Achievements of the Cayman captive industry
The Cayman Islands’ captive insurance industry has been resilient in meeting the challenges it has faced—not only over the past year, but since the Insurance Law was enacted in 1979. The Insurance Managers Association of Cayman (IMAC) is one of the main reasons why the domicile has been successful through its continuing efforts to ensure that the professionals involved in the industry work together in order to create a stronger captive domicile. The following is a list of some of the leading achievements of the industry:
• The annual Cayman Captive Forum, which is promoted, organised and operated entirely by IMAC. This is no small feat, considering that it is purely volunteers from the insurance management industry in the Cayman Islands who do virtually all of the organisation of the Forum, and only recently has a full-time employee been hired: William Forsythe, who has been employed as general manager.
• A holistic marketing strategy to promote the Cayman Islands at such industry events as RIMS and ASHRM. The Cayman Islands Government’s Ministry of Finance is the main exhibitor at these conferences in North America; however, more than 30 IMAC members and local associate members usually attend to aid the promotion of the Cayman Islands as a leading captive domicile and truly work together on these public /private venues.
• An internally developed educational platform to help Caymanians and those new to the Island to understand our industry, which is smaller than some of the other financial services sectors in the Cayman Islands. • A functional private sector consultative approach between IMAC, the Cayman Islands Monetary Authority and the Cayman Islands Government on the implementation of new rules and regulations.
• The ability to raise more than $1.25 million for the IMAC Educational Scholarship Fund over the past 15 years, such that the Fund has been able to help many young Caymanians achieve their goal of higher education. For many, this is probably the most rewarding part of being involved in IMAC, especially when one hears the gratitude from the recipients of the Fund over the years.
Condolences to an industry veteran

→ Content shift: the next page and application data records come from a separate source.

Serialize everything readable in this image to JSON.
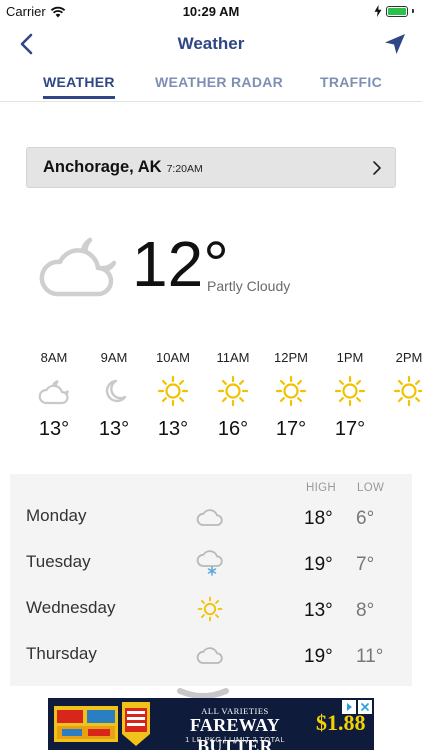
{
  "status_bar": {
    "carrier": "Carrier",
    "time": "10:29 AM",
    "battery_color": "#2bc24b"
  },
  "nav": {
    "title": "Weather",
    "back_icon": "chevron-left-icon",
    "location_icon": "location-arrow-icon"
  },
  "tabs": [
    {
      "label": "WEATHER",
      "active": true
    },
    {
      "label": "WEATHER RADAR",
      "active": false
    },
    {
      "label": "TRAFFIC",
      "active": false
    }
  ],
  "location": {
    "city": "Anchorage, AK",
    "local_time": "7:20AM"
  },
  "current": {
    "temperature": "12°",
    "condition": "Partly Cloudy",
    "icon": "partly-cloudy-night-icon"
  },
  "hourly": [
    {
      "time": "8AM",
      "temp": "13°",
      "icon": "partly-cloudy-night-icon"
    },
    {
      "time": "9AM",
      "temp": "13°",
      "icon": "moon-icon"
    },
    {
      "time": "10AM",
      "temp": "13°",
      "icon": "sun-icon"
    },
    {
      "time": "11AM",
      "temp": "16°",
      "icon": "sun-icon"
    },
    {
      "time": "12PM",
      "temp": "17°",
      "icon": "sun-icon"
    },
    {
      "time": "1PM",
      "temp": "17°",
      "icon": "sun-icon"
    },
    {
      "time": "2PM",
      "temp": "",
      "icon": "sun-icon"
    }
  ],
  "daily": {
    "high_header": "HIGH",
    "low_header": "LOW",
    "days": [
      {
        "name": "Monday",
        "high": "18°",
        "low": "6°",
        "icon": "cloud-icon"
      },
      {
        "name": "Tuesday",
        "high": "19°",
        "low": "7°",
        "icon": "cloud-snow-icon"
      },
      {
        "name": "Wednesday",
        "high": "13°",
        "low": "8°",
        "icon": "sun-icon"
      },
      {
        "name": "Thursday",
        "high": "19°",
        "low": "11°",
        "icon": "cloud-icon"
      }
    ]
  },
  "ad": {
    "subtitle": "ALL VARIETIES",
    "headline": "FAREWAY BUTTER",
    "fine_print": "1 LB PKG | LIMIT 2 TOTAL",
    "price": "$1.88",
    "price_color": "#f4d200",
    "background_color": "#0e1b3b"
  },
  "colors": {
    "accent": "#2f4785",
    "tab_inactive": "#7f8fb4",
    "sun": "#f2c200"
  }
}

In August 2009, the Cayman Islands captive industry was saddened to learn the news that Tom Clark had passed away after a long and courageous battle with cancer. Tom earned enormous respect throughout his life from colleagues, clients and consultants, many of whom became good friends. His intelligence, perception, creativity and sincerely respectful manner were only some of the many attributes that he was admired for, along with his sense of humour and sense of fairness. Tom served on the executive committee of IMAC, as its chairman for two years, and was a founding director of the IMAC Educational Scholarship Fund. Tom was a true gentleman who will be sadly missed by all who knew him.
Cayman is a leading captive domicile
With 779 captives as of September 30, 2009, the Cayman Islands continues to be the second-largest captive domicile in the world; and with 274 medical malpractice liability captives as of September 30, 2009, it continues to be the leading captive domicile for healthcare captives in the world. The Cayman Islands’ captive insurance industry is well positioned to continue to be a leading captive domicile, and those persons involved in our industry will work hard to keep it that way.
Ron Sulisz is chairman of IMAC and director of Strategic Risk Solutions (Cayman) Limited. He can be contacted at: firstname.lastname@example.org